n 1917, the Kelly-Springfield Motor Truck Company opened its doors to a very different Seattle than the one we know today. Industrial workers walked 11th Ave as lumber trucks rumbled down Capitol Hill towards ships docked by the Puget Sound. 46 years later, the crowds of blue collar workers are replaced by bell-bottom toting hippies as Recreational Equipment Incorporated (REI) opens its flagship store in the old auto-garage. Nearly a generation later Value Village revealed its new Capitol Hill location as grunge rock blared from local bars. Now, on Nov. 7, the thrift store will close its doors after nine years of service and a new apartment building will be built, using the landmark location as a base.
After being leased month-to-month for several years a spokesperson for the company cited the change as due to “certain business conditions”. The announcement was made on Oct. 24.

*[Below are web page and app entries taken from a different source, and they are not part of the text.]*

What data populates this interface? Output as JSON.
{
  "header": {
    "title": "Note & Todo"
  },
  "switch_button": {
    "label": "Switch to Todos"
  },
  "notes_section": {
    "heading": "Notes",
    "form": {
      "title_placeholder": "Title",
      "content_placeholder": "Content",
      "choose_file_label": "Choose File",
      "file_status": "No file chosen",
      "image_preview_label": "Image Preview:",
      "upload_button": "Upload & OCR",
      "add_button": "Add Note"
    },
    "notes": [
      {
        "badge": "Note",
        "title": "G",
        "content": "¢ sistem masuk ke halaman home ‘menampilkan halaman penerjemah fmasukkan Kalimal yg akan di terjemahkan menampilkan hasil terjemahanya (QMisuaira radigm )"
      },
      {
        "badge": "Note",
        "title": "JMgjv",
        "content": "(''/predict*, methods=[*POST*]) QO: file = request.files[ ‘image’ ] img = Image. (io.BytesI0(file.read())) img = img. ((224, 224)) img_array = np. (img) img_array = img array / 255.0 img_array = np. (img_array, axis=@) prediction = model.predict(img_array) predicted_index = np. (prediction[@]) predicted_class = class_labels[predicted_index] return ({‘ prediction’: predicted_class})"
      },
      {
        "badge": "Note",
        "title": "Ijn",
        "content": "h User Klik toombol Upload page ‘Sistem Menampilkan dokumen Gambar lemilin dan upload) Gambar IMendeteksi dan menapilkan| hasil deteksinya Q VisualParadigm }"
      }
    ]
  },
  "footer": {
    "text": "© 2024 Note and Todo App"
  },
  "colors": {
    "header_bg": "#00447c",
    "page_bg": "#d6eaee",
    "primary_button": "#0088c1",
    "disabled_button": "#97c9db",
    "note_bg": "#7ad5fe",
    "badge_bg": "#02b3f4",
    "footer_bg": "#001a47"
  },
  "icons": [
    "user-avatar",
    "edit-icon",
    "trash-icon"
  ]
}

“I’ve seen a lot of people come together at Value Village, for whatever reason and find something there,” said junior, Maddie Olson. “I think with Value Village leaving, that’s a space where a bunch of people from a bunch of different walks of life came together and that’s leaving too.”
For Olson, Value Village has been a staple in Capitol Hill. She reminisced about her first time in the store; the smell and the excitement that waited behind those glass doors. On the hunt for neon blazers and leg warmers for Seattle University’s 80s Dance, Olson and her friends tore through the aisles, all the while getting advice from employees and compliments from fellow shoppers. That’s why she created the Facebook page

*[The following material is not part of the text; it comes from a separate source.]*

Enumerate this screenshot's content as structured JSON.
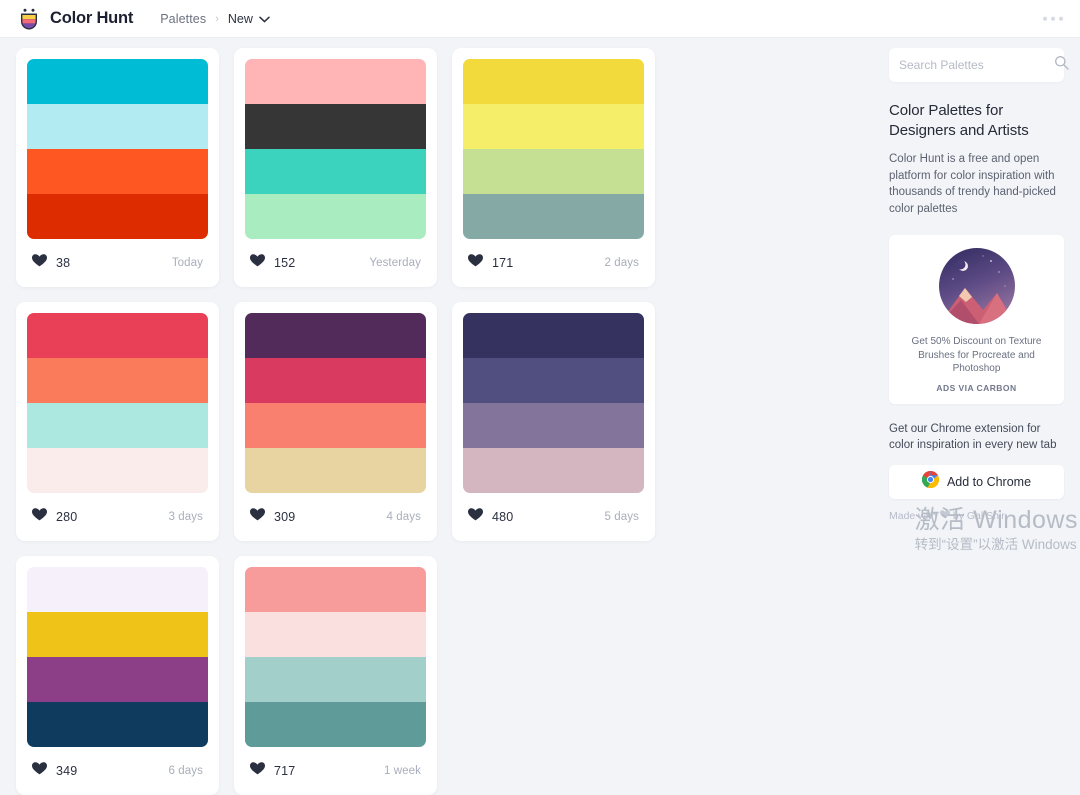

“Thank You Value Village!”, to show gratitude for all the memories the store provided. But, she explained that the thrift store symbolizes so much more than cheap deals.
“I think that Value Village was just one small representation of the diversity, not just racial diversity but diversity of all types, where people would come together on Capitol Hill,” Olson said.
Some students, such as sophomore Fred Seymour, feel that Value Village leaving Capitol Hill is part of a larger trend. He pointed to gentrification, or the process of renewal and rebuilding by an influx of wealthier individuals that displaces poorer inhabitants, as a main cause for this and many other moves.
“The world is definitely changing, and the fact that even an established chain like Value Village is feeling pressure from mega-corporations to move, downsize and diminish themselves is so chilling,” said Seymour.
The gentrification of Seattle communities is neither recent, nor limited to Capitol Hill. It touches all communities in Seattle, from the International District to the Central District.
“When I was six or seven years old, there were these new houses being built that looked different from a lot of houses in Seattle,” said sophomore Dajeanne Washington. “They were very urban, with coloring, and paneling… they started taking down buildings and parking lots and building these apartments.”
Washington described the Central District she grew up in as a thriving cultural hub. Her father and grandparents grew up and lived in the same neighborhood their whole lives, in a community she said was characterized by “our traditions, our culture, and our love for each other.” When she was growing up, 60 percent of the Central District was African American, and now—with rising rent prices and costs of living—only 20 percent of that community remains.
“There’s people coming in and not wanting to learn the history of the central district, and that breaks my heart,” Washington said.
The community has been forced to relocate to southern districts such as Rainier Beach and Tukwila. This process of raising rents and involuntary migration is only aided by the movement of new populations, such as students, into existing communities.
“I never really thought about it. And then I noticed that a lot of buildings, especially on the Pike-Pine corridor were being torn down, and it just sits weird with me… realizing the impact that we have, the SU community and SU students, as a private liberal arts school is important,” Olson said.
Washington said the first step towards engaging with local communities is educating oneself about the rich narrative and culture that exists in historical neighborhoods such as Capitol Hill or the Central District. She urges new residents to try to learn from the people who have lived here for generations.
“[People] move to this urban area to try to get a better experience, to experience diversity and culture,” Washington said. “Well, that’s great, but have you ever thought about the people that are living here, and those opportunities to learn from them?”
For her, the solution requires both conversation and action. Instead of focusing on what you can take from Seattle, center on what you can do as an individual to give back and build the city and its communities up.
Jason may be reached at firstname.lastname@example.org